◆ ACTION ITEM: Return every entry below exactly as written, minus the pictures.

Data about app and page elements
--- START ---

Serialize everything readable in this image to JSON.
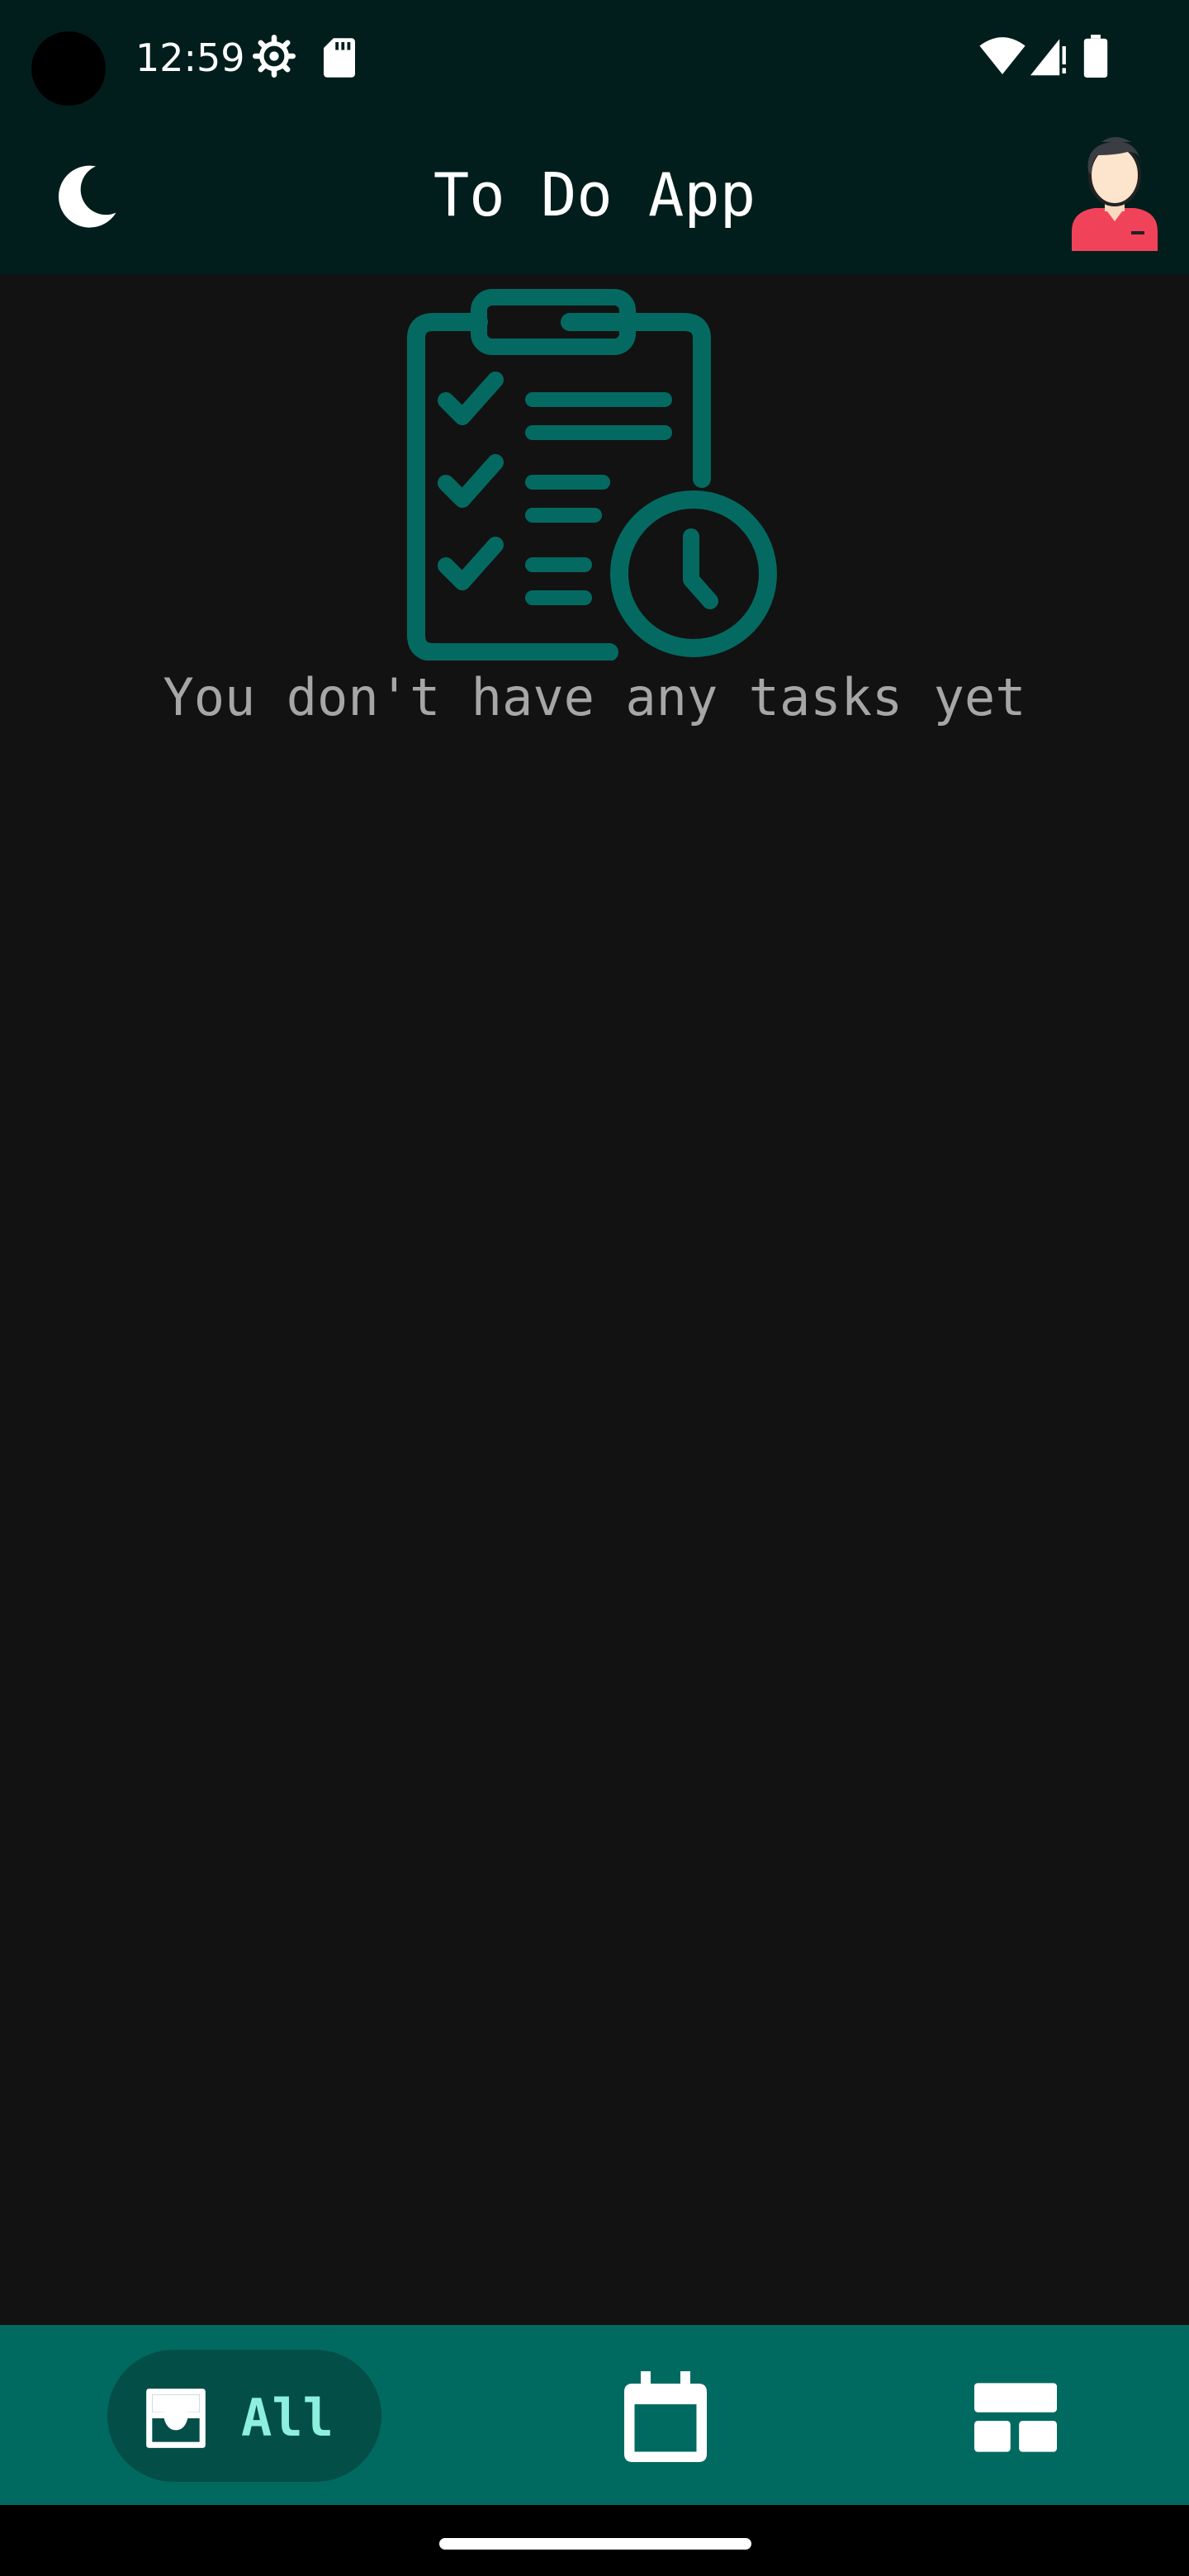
{
  "status_bar": {
    "time": "12:59",
    "icons": [
      "settings-icon",
      "sd-card-icon",
      "wifi-icon",
      "signal-icon",
      "battery-icon"
    ]
  },
  "app_bar": {
    "title": "To Do App",
    "left_icon": "moon-icon",
    "right_icon": "avatar-icon"
  },
  "empty_state": {
    "icon": "clipboard-checklist-clock-icon",
    "message": "You don't have any tasks yet"
  },
  "bottom_nav": {
    "items": [
      {
        "label": "All",
        "icon": "inbox-tray-icon",
        "selected": true
      },
      {
        "label": "",
        "icon": "calendar-icon",
        "selected": false
      },
      {
        "label": "",
        "icon": "board-layout-icon",
        "selected": false
      }
    ]
  },
  "colors": {
    "top_bar": "#011e1c",
    "background": "#121212",
    "accent": "#016a60",
    "accent_dark": "#034f48",
    "illustration": "#046a61",
    "selected_label": "#8df0df"
  }
}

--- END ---

◆ RESPONSE AREA:
Serialize everything readable in this image to JSON.
{
  "status_bar": {
    "time": "12:59",
    "icons": [
      "settings-icon",
      "sd-card-icon",
      "wifi-icon",
      "signal-icon",
      "battery-icon"
    ]
  },
  "app_bar": {
    "title": "To Do App",
    "left_icon": "moon-icon",
    "right_icon": "avatar-icon"
  },
  "empty_state": {
    "icon": "clipboard-checklist-clock-icon",
    "message": "You don't have any tasks yet"
  },
  "bottom_nav": {
    "items": [
      {
        "label": "All",
        "icon": "inbox-tray-icon",
        "selected": true
      },
      {
        "label": "",
        "icon": "calendar-icon",
        "selected": false
      },
      {
        "label": "",
        "icon": "board-layout-icon",
        "selected": false
      }
    ]
  },
  "colors": {
    "top_bar": "#011e1c",
    "background": "#121212",
    "accent": "#016a60",
    "accent_dark": "#034f48",
    "illustration": "#046a61",
    "selected_label": "#8df0df"
  }
}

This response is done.